Mentions: We quantified the nucleotide and amino acid diversity of the HIV genome using 2996 full-length sequences sampled from 1705 patients (Table 1). The amino acid diversity was 53.8% (95% confidence interval (CI): 53.0-54.6%) between HIV-1 and HIV-2, 41.1% (CI: 25.6-54.3%) between HIV-1 groups, 18.0% (CI: 15.6-19.6%) between HIV-1 subtypes, 12.0% (CI: 8.6-14.4%) within HIV-1 subtypes and 1.1% (CI: 0.3-2.2%) within HIV-1 patients (Figure 1A). Similarly, nucleotide genomic diversity was found to be the highest when comparing HIV-1 and HIV-2 (mean: 48.32%, CI: 47.8-48.9%), followed by HIV-1 inter-group (37.5%, CI: 26.0-45.7%), HIV-1 inter-subtype (14.7%, CI: 12.2-15.8%), HIV-1 intra-subtype (8.2%, CI: 5.3-10.0%) and HIV-1 intra-patient diversity (0.6%, CI: 0.2-1.4%) (Additional file 1: Figure S2). As expected, the trend in HIV genomic diversity corresponds with the phylogenetic relationships between groups and pure subtypes in HIV-1 and HIV-2 (Figure 1B).Table 1

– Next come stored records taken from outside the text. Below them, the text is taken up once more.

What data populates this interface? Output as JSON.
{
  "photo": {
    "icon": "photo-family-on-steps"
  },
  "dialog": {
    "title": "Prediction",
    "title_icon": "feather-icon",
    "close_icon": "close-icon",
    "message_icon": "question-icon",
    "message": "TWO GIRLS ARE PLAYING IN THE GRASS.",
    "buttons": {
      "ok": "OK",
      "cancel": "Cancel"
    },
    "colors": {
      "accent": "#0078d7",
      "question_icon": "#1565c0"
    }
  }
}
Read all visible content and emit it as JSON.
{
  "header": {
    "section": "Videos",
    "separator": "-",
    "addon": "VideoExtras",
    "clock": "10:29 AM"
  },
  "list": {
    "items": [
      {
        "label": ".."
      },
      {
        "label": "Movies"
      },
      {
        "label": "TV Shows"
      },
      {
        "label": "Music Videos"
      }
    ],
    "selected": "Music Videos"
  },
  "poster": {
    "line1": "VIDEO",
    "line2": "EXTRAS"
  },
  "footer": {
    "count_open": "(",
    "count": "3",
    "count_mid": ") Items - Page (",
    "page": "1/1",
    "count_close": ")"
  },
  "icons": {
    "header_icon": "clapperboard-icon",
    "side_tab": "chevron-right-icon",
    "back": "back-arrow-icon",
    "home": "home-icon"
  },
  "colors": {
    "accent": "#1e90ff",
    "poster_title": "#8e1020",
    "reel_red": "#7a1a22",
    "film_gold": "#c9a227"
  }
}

Bottom Line: We found that amino acid diversity in monomeric proteins was higher than in multimeric proteins, and diversified positions were preferably located within human CD4 T cell and antibody epitopes.This first large-scale analysis provided a detailed mapping of HIV genomic diversity and highlighted drug-target regions conserved across different groups, subtypes and CRFs.Our findings suggest that, in addition to the impact of protein multimerization and immune selective pressure on HIV-1 diversity, HIV-human protein interactions are facilitated by high variability within intrinsically disordered structures.

View Article: PubMed Central - PubMed

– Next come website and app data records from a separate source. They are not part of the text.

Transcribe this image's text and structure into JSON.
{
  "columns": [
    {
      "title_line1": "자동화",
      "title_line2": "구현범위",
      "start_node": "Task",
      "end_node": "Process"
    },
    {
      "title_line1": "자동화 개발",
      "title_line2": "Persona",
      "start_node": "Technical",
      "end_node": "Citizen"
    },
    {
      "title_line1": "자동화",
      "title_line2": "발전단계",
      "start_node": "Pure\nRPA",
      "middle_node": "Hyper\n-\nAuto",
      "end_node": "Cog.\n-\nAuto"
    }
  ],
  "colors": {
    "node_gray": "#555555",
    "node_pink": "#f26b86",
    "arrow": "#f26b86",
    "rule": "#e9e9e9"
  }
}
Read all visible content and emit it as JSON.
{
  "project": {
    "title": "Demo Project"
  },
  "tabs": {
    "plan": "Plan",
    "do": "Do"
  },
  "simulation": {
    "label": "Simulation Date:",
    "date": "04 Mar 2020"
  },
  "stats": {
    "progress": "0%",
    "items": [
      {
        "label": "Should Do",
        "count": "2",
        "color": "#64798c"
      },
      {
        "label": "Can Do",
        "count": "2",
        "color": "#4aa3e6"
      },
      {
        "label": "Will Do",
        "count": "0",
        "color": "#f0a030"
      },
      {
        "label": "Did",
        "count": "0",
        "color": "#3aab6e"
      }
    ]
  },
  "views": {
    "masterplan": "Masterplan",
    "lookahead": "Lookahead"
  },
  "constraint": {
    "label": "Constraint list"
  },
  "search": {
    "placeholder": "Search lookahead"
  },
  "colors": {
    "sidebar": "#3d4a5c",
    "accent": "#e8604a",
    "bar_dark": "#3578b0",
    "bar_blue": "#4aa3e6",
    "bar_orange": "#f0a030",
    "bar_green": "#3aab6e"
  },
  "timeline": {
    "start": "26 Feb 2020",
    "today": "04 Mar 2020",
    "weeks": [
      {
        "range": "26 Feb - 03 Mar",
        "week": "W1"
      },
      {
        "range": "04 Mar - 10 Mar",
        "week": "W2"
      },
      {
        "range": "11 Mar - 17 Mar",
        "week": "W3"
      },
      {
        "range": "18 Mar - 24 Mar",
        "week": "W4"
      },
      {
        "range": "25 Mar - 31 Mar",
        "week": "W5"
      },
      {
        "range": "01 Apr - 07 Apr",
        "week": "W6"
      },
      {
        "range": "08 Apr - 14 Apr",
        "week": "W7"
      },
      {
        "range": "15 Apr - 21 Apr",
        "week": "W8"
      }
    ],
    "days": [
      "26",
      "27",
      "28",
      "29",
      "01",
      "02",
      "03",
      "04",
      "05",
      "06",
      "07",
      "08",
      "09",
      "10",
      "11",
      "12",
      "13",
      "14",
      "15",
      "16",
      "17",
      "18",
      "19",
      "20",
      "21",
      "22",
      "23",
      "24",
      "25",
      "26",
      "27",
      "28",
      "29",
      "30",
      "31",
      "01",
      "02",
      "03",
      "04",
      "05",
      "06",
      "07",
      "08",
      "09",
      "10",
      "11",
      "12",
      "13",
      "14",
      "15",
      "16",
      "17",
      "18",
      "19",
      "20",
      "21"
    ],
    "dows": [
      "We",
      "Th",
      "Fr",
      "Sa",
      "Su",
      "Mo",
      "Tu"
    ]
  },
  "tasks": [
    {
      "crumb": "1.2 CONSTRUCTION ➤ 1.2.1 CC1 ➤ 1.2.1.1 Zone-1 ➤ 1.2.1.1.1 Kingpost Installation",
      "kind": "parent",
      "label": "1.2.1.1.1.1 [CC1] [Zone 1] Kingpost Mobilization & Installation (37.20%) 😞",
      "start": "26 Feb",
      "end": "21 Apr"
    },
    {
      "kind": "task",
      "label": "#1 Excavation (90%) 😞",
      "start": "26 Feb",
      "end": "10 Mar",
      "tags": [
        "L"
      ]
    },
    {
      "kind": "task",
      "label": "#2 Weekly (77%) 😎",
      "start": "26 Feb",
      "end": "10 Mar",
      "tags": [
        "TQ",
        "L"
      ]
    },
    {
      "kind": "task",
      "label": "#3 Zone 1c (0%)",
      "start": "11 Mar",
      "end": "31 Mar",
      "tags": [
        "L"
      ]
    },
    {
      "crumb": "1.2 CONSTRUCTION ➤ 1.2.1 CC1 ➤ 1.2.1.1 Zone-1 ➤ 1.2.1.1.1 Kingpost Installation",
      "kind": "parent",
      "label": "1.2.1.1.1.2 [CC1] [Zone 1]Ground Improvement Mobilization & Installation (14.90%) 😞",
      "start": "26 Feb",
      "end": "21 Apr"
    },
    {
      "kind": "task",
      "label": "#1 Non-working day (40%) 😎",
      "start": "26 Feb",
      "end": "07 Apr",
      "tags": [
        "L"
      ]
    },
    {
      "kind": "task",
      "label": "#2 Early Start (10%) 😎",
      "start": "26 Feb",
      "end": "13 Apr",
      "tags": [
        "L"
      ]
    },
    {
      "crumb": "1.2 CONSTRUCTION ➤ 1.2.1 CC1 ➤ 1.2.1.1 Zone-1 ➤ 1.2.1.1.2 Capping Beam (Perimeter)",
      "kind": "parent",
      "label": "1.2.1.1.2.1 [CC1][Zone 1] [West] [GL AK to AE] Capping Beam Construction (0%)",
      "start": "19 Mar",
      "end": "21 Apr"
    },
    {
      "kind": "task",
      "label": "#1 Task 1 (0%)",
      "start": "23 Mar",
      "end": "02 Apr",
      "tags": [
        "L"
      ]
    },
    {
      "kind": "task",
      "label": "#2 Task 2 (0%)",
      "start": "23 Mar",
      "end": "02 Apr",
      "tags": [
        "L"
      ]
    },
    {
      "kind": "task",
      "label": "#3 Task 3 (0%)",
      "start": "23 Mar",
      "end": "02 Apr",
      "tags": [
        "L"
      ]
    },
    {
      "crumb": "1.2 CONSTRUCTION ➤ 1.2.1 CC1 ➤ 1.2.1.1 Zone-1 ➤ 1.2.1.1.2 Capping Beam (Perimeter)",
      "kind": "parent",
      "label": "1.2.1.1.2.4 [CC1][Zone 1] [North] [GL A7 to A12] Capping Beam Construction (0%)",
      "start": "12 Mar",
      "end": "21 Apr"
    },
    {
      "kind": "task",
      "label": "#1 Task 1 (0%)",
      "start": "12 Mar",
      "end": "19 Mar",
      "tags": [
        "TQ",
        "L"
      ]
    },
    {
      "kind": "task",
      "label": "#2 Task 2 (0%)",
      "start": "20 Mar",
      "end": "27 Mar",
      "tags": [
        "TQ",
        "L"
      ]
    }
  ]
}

ABSTRACT

Background: The HIV pandemic is characterized by extensive genetic variability, which has challenged the development of HIV drugs and vaccines. Although HIV genomes have been classified into different types, groups, subtypes and recombinants, a comprehensive study that maps HIV genome-wide diversity at the population level is still lacking to date. This study aims to characterize HIV genomic diversity in large-scale sequence populations, and to identify driving factors that shape HIV genome diversity.

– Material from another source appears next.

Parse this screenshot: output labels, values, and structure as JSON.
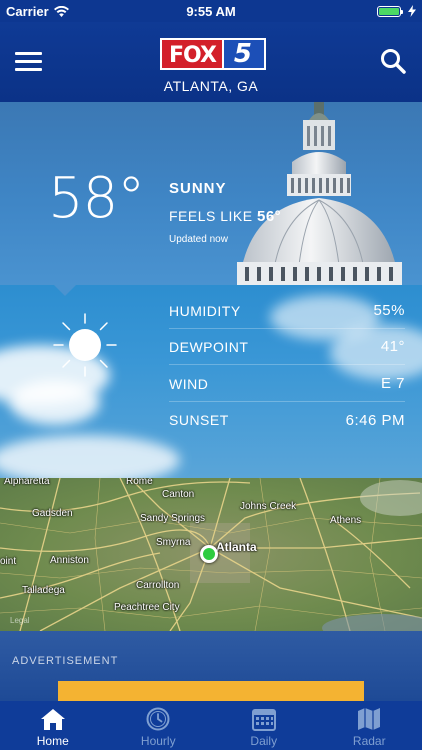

Results: A total of 2996 full-length genomic sequences from 1705 patients infected with 16 major HIV groups, subtypes and circulating recombinant forms (CRFs) were analyzed along with structural, immunological and peptide inhibitor information. Average nucleotide diversity of HIV genomes was almost 50% between HIV-1 and HIV-2 types, 37.5% between HIV-1 groups, 14.7% between HIV-1 subtypes, 8.2% within individual HIV-1 subtypes and less than 1% within single patients. Along the HIV genome, diversity patterns and compositions of nucleotides and amino acids were highly similar across different groups, subtypes and CRFs. Current HIV-derived peptide inhibitors were predominantly derived from conserved, solvent accessible and intrinsically ordered structures in the HIV-1 subtype B genome. We identified these conserved regions in Capsid, Nucleocapsid, Protease, Integrase, Reverse transcriptase, Vpr and the GP41 N terminus as potential drug targets. In the analysis of factors that impact HIV-1 genomic diversity, we focused on protein multimerization, immunological constraints and HIV-human protein interactions. We found that amino acid diversity in monomeric proteins was higher than in multimeric proteins, and diversified positions were preferably located within human CD4 T cell and antibody epitopes. Moreover, intrinsic disorder regions in HIV-1 proteins coincided with high levels of amino acid diversity, facilitating a large number of interactions between HIV-1 and human proteins.

Conclusions: This first large-scale analysis provided a detailed mapping of HIV genomic diversity and highlighted drug-target regions conserved across different groups, subtypes and CRFs. Our findings suggest that, in addition to the impact of protein multimerization and immune selective pressure on HIV-1 diversity, HIV-human protein interactions are facilitated by high variability within intrinsically disordered structures.

Show MeSH